“The very first game against the Raiders,’’ Newsome said he saw Lewis potential after a game-saving interception. “He had that knack of being in the right place at the right time…Ray was the leader. They followed Ray. That Super Bowl (XXXV) game was one of the best I ever saw a linebacker play.’’
Lewis delivered an emotional 30-minute acceptance speech in Canton in which he roamed the stage like a fiery preacher. By the time he was finished, his newly adorned yellow HOF jacket was drenched with sweat. Ozzie Newsome felt much the same.
“I got a little emotional with Ray,’’ Newsome said. “I had to gather myself. I don’t know why. I know he was coming from the heart.’’
So was Ozzie Newsome when he told the Talk of Fame Network this week what the Hall’s gold jacket meant to him.
“You see that gold jacket it’s something special,’’ Newsome said.
So is this week’s show which also includes Rick stating the Hall of Fame case for another undersized but ferocious linebacker, London Fletcher. Ron adds his “Borges or Bogus’’ segment on the unwise idea of insisting that Hall of Fame semi-finalists be asked to sign an agreement insuring they would attend their induction if elected. There’s all that and more, including Tampa Hall voter Ira Kauffman explaining why he fears Hall finalist John Lynch’s chances for induction may be waning.

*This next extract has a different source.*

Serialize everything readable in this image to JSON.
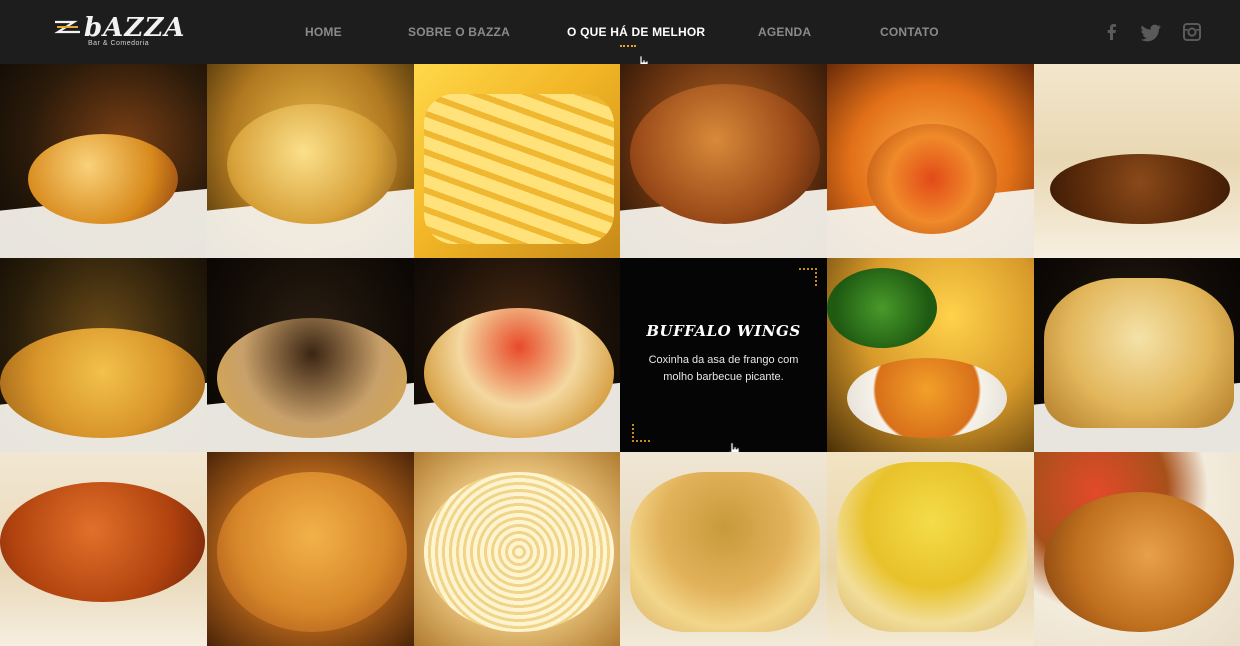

To hear the full show you can tune in to your local SB Nation radio network station Wednesday nights from 8-to-10 p.m. Eastern Time or download the free podcast on iTunes or the TuneIn app.